---------- Extracted material ----------
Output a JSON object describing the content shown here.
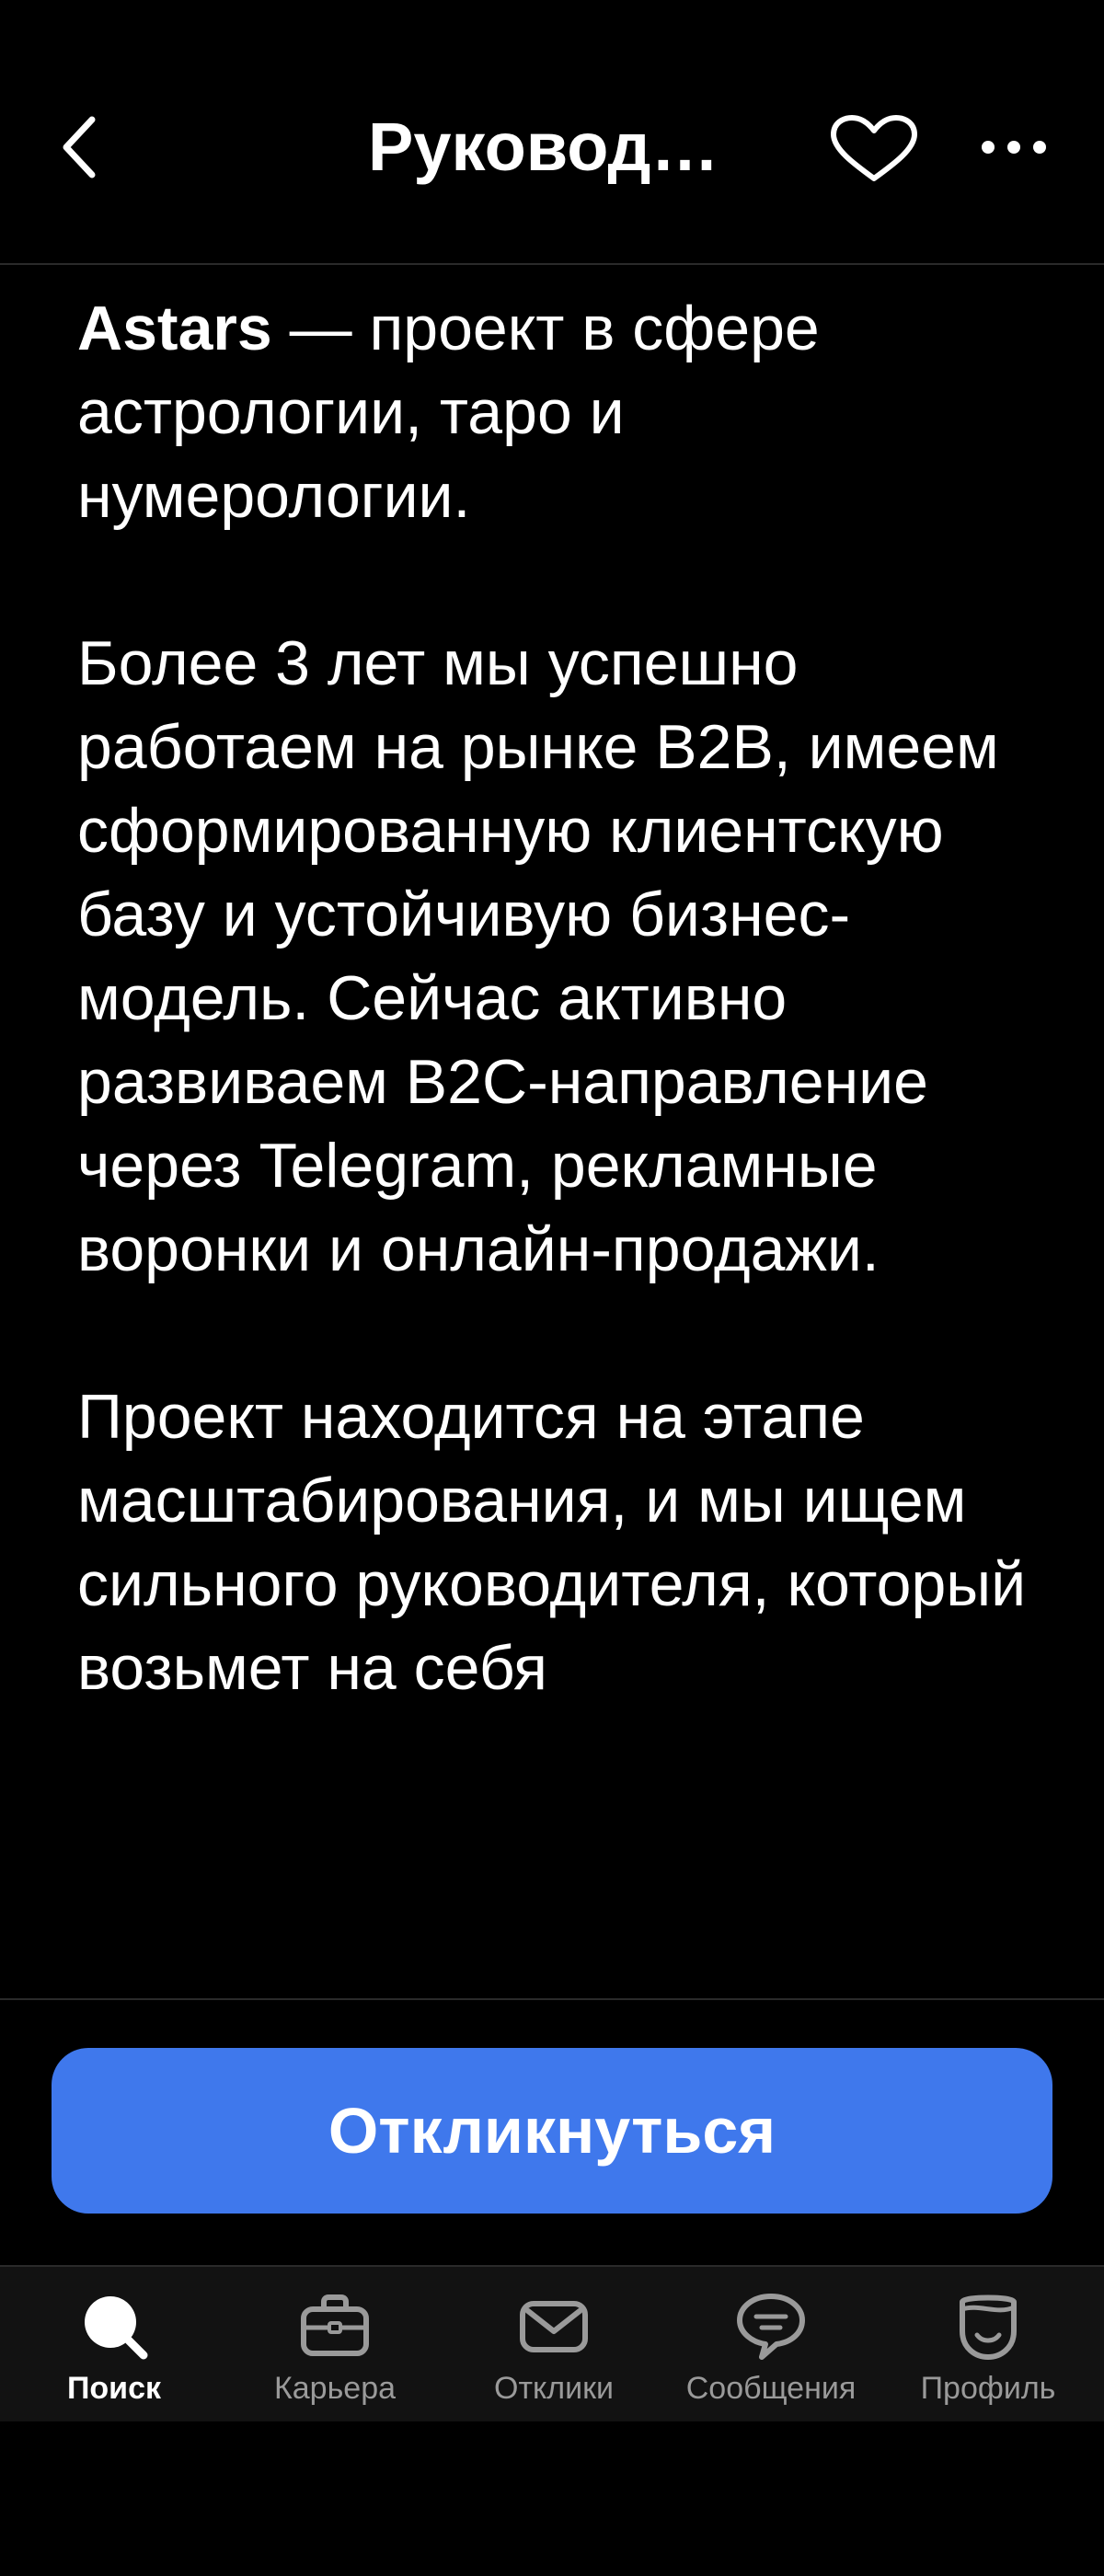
{
  "header": {
    "title": "Руковод…",
    "back_icon": "chevron-left-icon",
    "favorite_icon": "heart-icon",
    "more_icon": "more-horizontal-icon"
  },
  "description": {
    "paragraph1_bold": "Astars",
    "paragraph1_rest": " — проект в сфере астрологии, таро и нумерологии.",
    "paragraph2": "Более 3 лет мы успешно работаем на рынке B2B, имеем сформированную клиентскую базу и устойчивую бизнес-модель. Сейчас активно развиваем B2C-направление через Telegram, рекламные воронки и онлайн-продажи.",
    "paragraph3": "Проект находится на этапе масштабирования, и мы ищем сильного руководителя, который возьмет на себя"
  },
  "cta": {
    "label": "Откликнуться",
    "color": "#3f78ec"
  },
  "bottom_nav": {
    "items": [
      {
        "label": "Поиск",
        "icon": "search-icon",
        "active": true
      },
      {
        "label": "Карьера",
        "icon": "briefcase-icon",
        "active": false
      },
      {
        "label": "Отклики",
        "icon": "envelope-icon",
        "active": false
      },
      {
        "label": "Сообщения",
        "icon": "chat-bubble-icon",
        "active": false
      },
      {
        "label": "Профиль",
        "icon": "profile-icon",
        "active": false
      }
    ]
  }
}
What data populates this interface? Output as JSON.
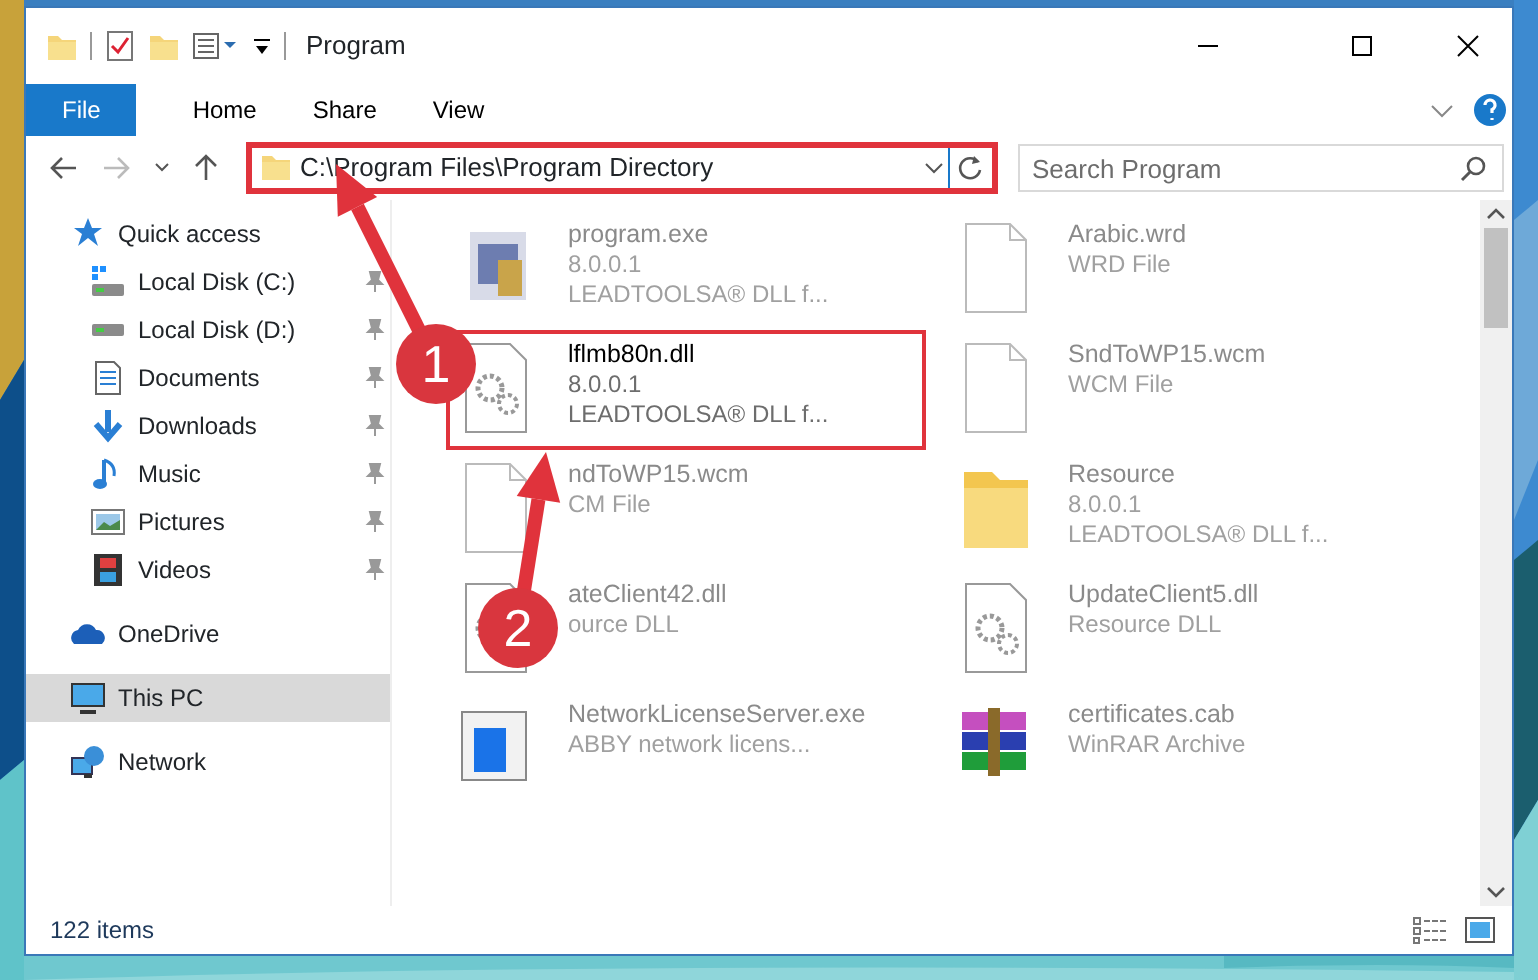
{
  "window": {
    "title": "Program"
  },
  "ribbon_tabs": [
    {
      "label": "File",
      "selected": true
    },
    {
      "label": "Home",
      "selected": false
    },
    {
      "label": "Share",
      "selected": false
    },
    {
      "label": "View",
      "selected": false
    }
  ],
  "address": {
    "path": "C:\\Program Files\\Program Directory",
    "highlighted": true
  },
  "search": {
    "placeholder": "Search Program"
  },
  "nav": [
    {
      "label": "Quick access",
      "kind": "star",
      "pinned": false,
      "selected": false
    },
    {
      "label": "Local Disk (C:)",
      "kind": "disk-c",
      "pinned": true,
      "selected": false
    },
    {
      "label": "Local Disk (D:)",
      "kind": "disk",
      "pinned": true,
      "selected": false
    },
    {
      "label": "Documents",
      "kind": "docs",
      "pinned": true,
      "selected": false
    },
    {
      "label": "Downloads",
      "kind": "download",
      "pinned": true,
      "selected": false
    },
    {
      "label": "Music",
      "kind": "music",
      "pinned": true,
      "selected": false
    },
    {
      "label": "Pictures",
      "kind": "pictures",
      "pinned": true,
      "selected": false
    },
    {
      "label": "Videos",
      "kind": "videos",
      "pinned": true,
      "selected": false
    },
    {
      "label": "OneDrive",
      "kind": "cloud",
      "pinned": false,
      "selected": false
    },
    {
      "label": "This PC",
      "kind": "pc",
      "pinned": false,
      "selected": true
    },
    {
      "label": "Network",
      "kind": "network",
      "pinned": false,
      "selected": false
    }
  ],
  "files": [
    {
      "name": "program.exe",
      "details": [
        "8.0.0.1",
        "LEADTOOLSA® DLL f..."
      ],
      "kind": "exe",
      "blurred": true,
      "highlighted": false
    },
    {
      "name": "Arabic.wrd",
      "details": [
        "WRD File"
      ],
      "kind": "blank",
      "blurred": true,
      "highlighted": false
    },
    {
      "name": "lflmb80n.dll",
      "details": [
        "8.0.0.1",
        "LEADTOOLSA® DLL f..."
      ],
      "kind": "dll",
      "blurred": false,
      "highlighted": true
    },
    {
      "name": "SndToWP15.wcm",
      "details": [
        "WCM File"
      ],
      "kind": "blank",
      "blurred": true,
      "highlighted": false
    },
    {
      "name": "ndToWP15.wcm",
      "details": [
        "CM File"
      ],
      "kind": "blank",
      "blurred": true,
      "highlighted": false
    },
    {
      "name": "Resource",
      "details": [
        "8.0.0.1",
        "LEADTOOLSA® DLL f..."
      ],
      "kind": "folder",
      "blurred": true,
      "highlighted": false
    },
    {
      "name": "ateClient42.dll",
      "details": [
        "ource DLL"
      ],
      "kind": "dll",
      "blurred": true,
      "highlighted": false
    },
    {
      "name": "UpdateClient5.dll",
      "details": [
        "Resource DLL"
      ],
      "kind": "dll",
      "blurred": true,
      "highlighted": false
    },
    {
      "name": "NetworkLicenseServer.exe",
      "details": [
        "ABBY network licens..."
      ],
      "kind": "app",
      "blurred": true,
      "highlighted": false
    },
    {
      "name": "certificates.cab",
      "details": [
        "WinRAR Archive"
      ],
      "kind": "archive",
      "blurred": true,
      "highlighted": false
    }
  ],
  "status_bar": {
    "count": "122 items"
  },
  "annotations": [
    {
      "number": "1"
    },
    {
      "number": "2"
    }
  ]
}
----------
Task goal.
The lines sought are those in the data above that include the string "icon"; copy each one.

Worked solution.
    "back_icon": "chevron-left-icon",
    "favorite_icon": "heart-icon",
    "more_icon": "more-horizontal-icon"
        "icon": "search-icon",
        "icon": "briefcase-icon",
        "icon": "envelope-icon",
        "icon": "chat-bubble-icon",
        "icon": "profile-icon",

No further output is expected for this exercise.